Directions
Exact copies of all the lines below are required, with the pictures omitted.

Material for the task
* * *
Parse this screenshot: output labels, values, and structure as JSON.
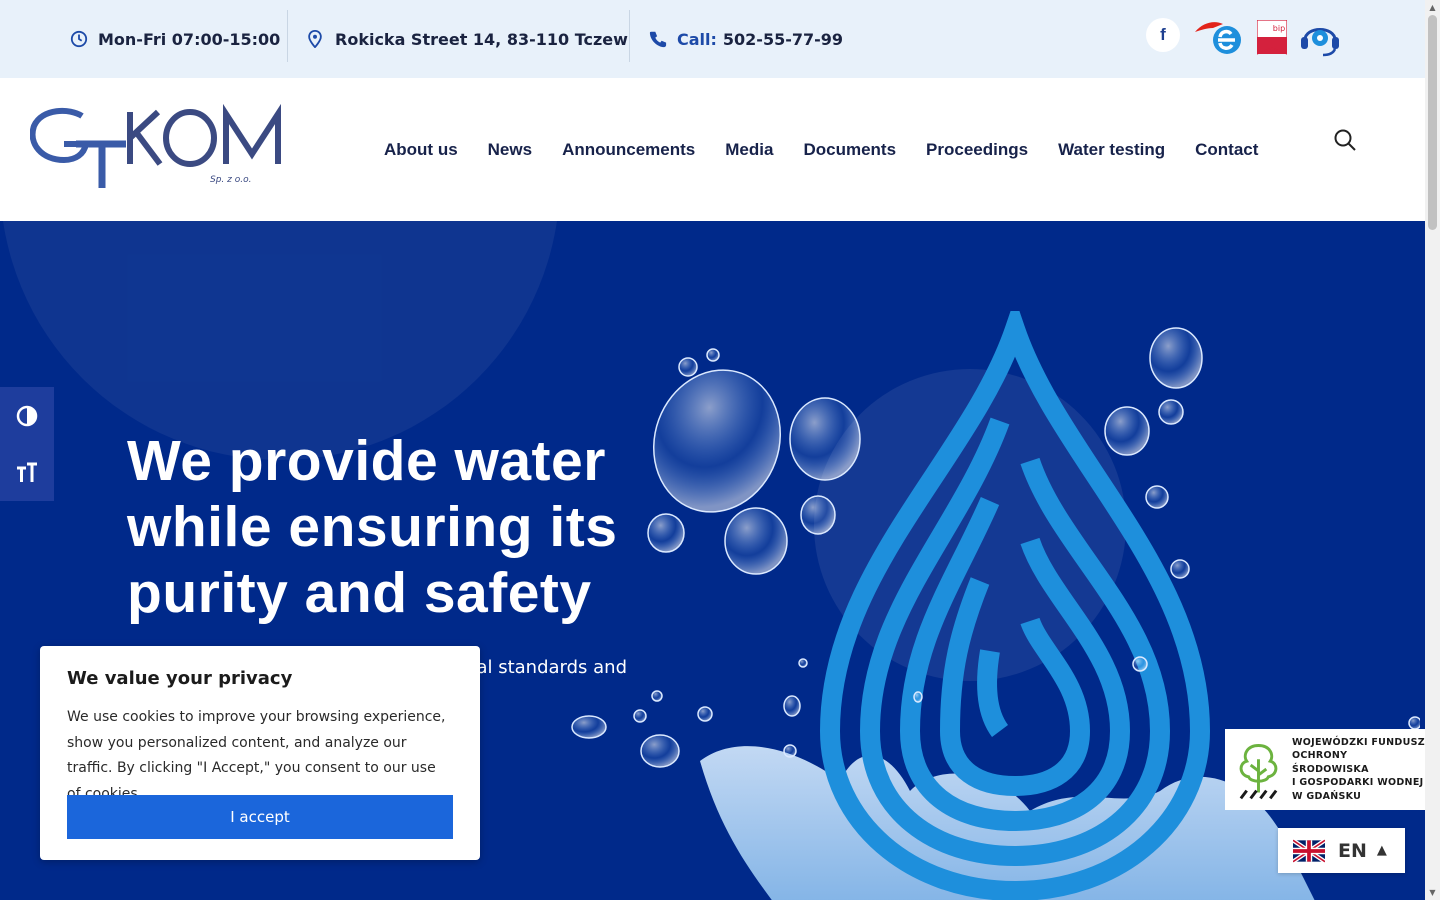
{
  "topbar": {
    "hours": "Mon-Fri 07:00-15:00",
    "address": "Rokicka Street 14, 83-110 Tczew",
    "call_label": "Call:",
    "phone": "502-55-77-99",
    "social": [
      {
        "name": "facebook-icon",
        "glyph": "f"
      },
      {
        "name": "epuap-icon"
      },
      {
        "name": "bip-icon",
        "label": "bip"
      },
      {
        "name": "customer-service-icon"
      }
    ]
  },
  "header": {
    "logo_text": "GTKOM",
    "logo_sub": "Sp. z o.o.",
    "nav": [
      "About us",
      "News",
      "Announcements",
      "Media",
      "Documents",
      "Proceedings",
      "Water testing",
      "Contact"
    ]
  },
  "hero": {
    "headline": "We provide water while ensuring its purity and safety",
    "subtext": "al standards and"
  },
  "accessibility": {
    "contrast_icon": "contrast-icon",
    "font_icon": "font-size-icon",
    "font_glyph": "тT"
  },
  "cookie": {
    "title": "We value your privacy",
    "body": "We use cookies to improve your browsing experience, show you personalized content, and analyze our traffic. By clicking \"I Accept,\" you consent to our use ",
    "link": "of cookies.",
    "accept": "I accept"
  },
  "fund": {
    "lines": [
      "WOJEWÓDZKI FUNDUSZ",
      "OCHRONY ŚRODOWISKA",
      "I GOSPODARKI WODNEJ",
      "W GDAŃSKU"
    ]
  },
  "language": {
    "code": "EN"
  },
  "colors": {
    "hero_bg": "#00298a",
    "accent": "#1b66db",
    "drop_blue": "#1e8fdc"
  }
}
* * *
Answer below
Parse this screenshot: output labels, values, and structure as JSON.
{
  "topbar": {
    "hours": "Mon-Fri 07:00-15:00",
    "address": "Rokicka Street 14, 83-110 Tczew",
    "call_label": "Call:",
    "phone": "502-55-77-99",
    "social": [
      {
        "name": "facebook-icon",
        "glyph": "f"
      },
      {
        "name": "epuap-icon"
      },
      {
        "name": "bip-icon",
        "label": "bip"
      },
      {
        "name": "customer-service-icon"
      }
    ]
  },
  "header": {
    "logo_text": "GTKOM",
    "logo_sub": "Sp. z o.o.",
    "nav": [
      "About us",
      "News",
      "Announcements",
      "Media",
      "Documents",
      "Proceedings",
      "Water testing",
      "Contact"
    ]
  },
  "hero": {
    "headline": "We provide water while ensuring its purity and safety",
    "subtext": "al standards and"
  },
  "accessibility": {
    "contrast_icon": "contrast-icon",
    "font_icon": "font-size-icon",
    "font_glyph": "тT"
  },
  "cookie": {
    "title": "We value your privacy",
    "body": "We use cookies to improve your browsing experience, show you personalized content, and analyze our traffic. By clicking \"I Accept,\" you consent to our use ",
    "link": "of cookies.",
    "accept": "I accept"
  },
  "fund": {
    "lines": [
      "WOJEWÓDZKI FUNDUSZ",
      "OCHRONY ŚRODOWISKA",
      "I GOSPODARKI WODNEJ",
      "W GDAŃSKU"
    ]
  },
  "language": {
    "code": "EN"
  },
  "colors": {
    "hero_bg": "#00298a",
    "accent": "#1b66db",
    "drop_blue": "#1e8fdc"
  }
}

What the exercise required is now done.